The passion of the Paul
Ron Paul has become more of a cult than a candidate since he first burst on the scene back in 2008. His followers are passionate about Paul’s isolationist position regarding everything from free trade to foreign policy and his libertarian views on social issues. But even given his impressive ability to reach younger demographics along with staunch older conservatives, it hasn’t delivered him a single primary victory.
The challenge ahead for the ARP under Millette’s leadership is he is going to need leaders who have victories under their belts and know how to win the tough races, because 2014 is going to be a barn burner. In two years both the governor’s seat and a U.S. Senate seat are up for grabs. Ruedrich was more than battle tested before he became party chair.
Paul supporters certainly have the capacity to spur a philosophical revolt, but they don’t have the capacity to build and finance the ARP and its candidates.
According to ARP rules, Millette won’t ascend to the chairmanship until January 2013. During the next eight months, Millette will be given a seat on the party finance committee and will be responsible for helping raise money for the party…not Ron Paul. This is going to prove interesting, as Millette has reportedly said that raising money for Paul was going to be his primary mission.

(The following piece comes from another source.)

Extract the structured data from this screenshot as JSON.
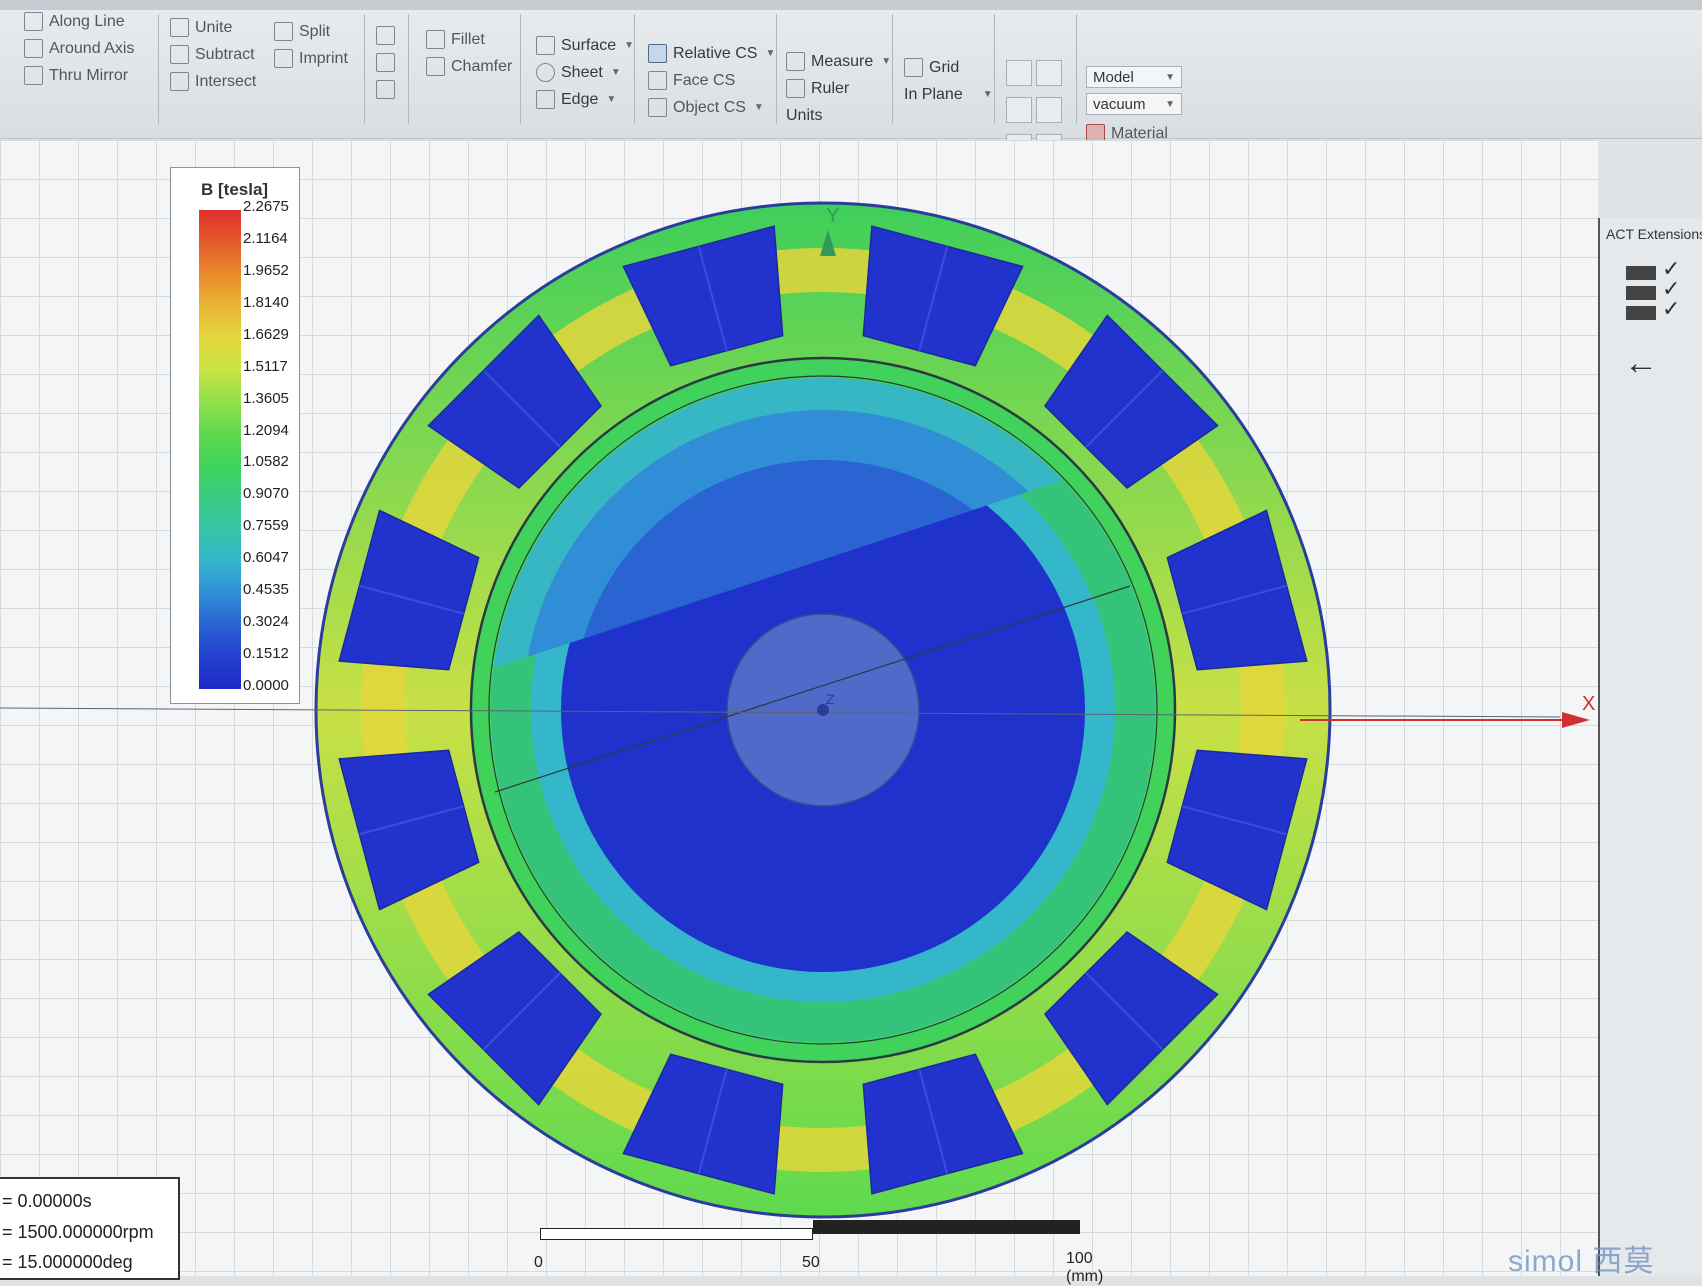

Ahead of Saturday’s election, in an attempt to avoid any ideas a new chairman might have for the for the cash the ARP had on hand, party officials transferred $100,000 into an account controlled by the Capitol City Republicans Women’s Club. This means the party starts with bare cupboards as Millette takes his seat on the finance committee and a general election just six months away.
But even with the election of Millette, the new wave of passionate Paul fever and the chaotic weekend of Republican speakers being treated rudely, these folks have done little more than make the ARP completely irrelevant.
You ain’t so big now, are ya?
For a political party to remain relevant they must have resources, especially money. With the all the appearance that the state GOP just imploded and now rests in the hands of untested rebels, donors have other places to park their cash instead of with the ARP.
With the Citizens United decision by the United States Supreme Court, donors are no longer restricted to contributing solely through the traditional party structure. Individuals, organizations even companies can now donate directly to Super PACs, or other third party groups designed to funnel money to candidates or advertise on their behalf as allowed by law. So while candidates will still get their donations in the form of cash donations and supportive third party ads, the old school party structure is what will be starved.
A perfect example of the vast power of third party efforts is Alaska’s U.S. Senator Lisa Murkowski’s 2010 general election write in victory over GOP nominee Joe Miller. Murkowski had no party support and yet with the aide of third party groups and bi-partisan volunteers, pulled off the greatest political comeback in modern history.
The bottom line is with the new campaign finance laws; political parties as a fundraising source have given up the higher ground to third party groups.
These groups are more focused, have lower overhead and can offer significant support without any ideological litmus tests that often burden party endorsements.
As a result of the Alaska GOP’s meltdown this past weekend, some are anticipating the flight of donations past the ARP to new groups designed to support Alaskan candidates directly.
This weekend’s chaotic party transition has some lawmakers worrying about relying on party funding due to the upheaval. When there is a lack of certainty in politics, there is lack of certainty in fundraising.
While Paul supporters may have won the battle, it remains to be seen if they will actually win their long running anti-establishment war. The core of the ARP, the Central Committee, is still in tact to help keep things balanced.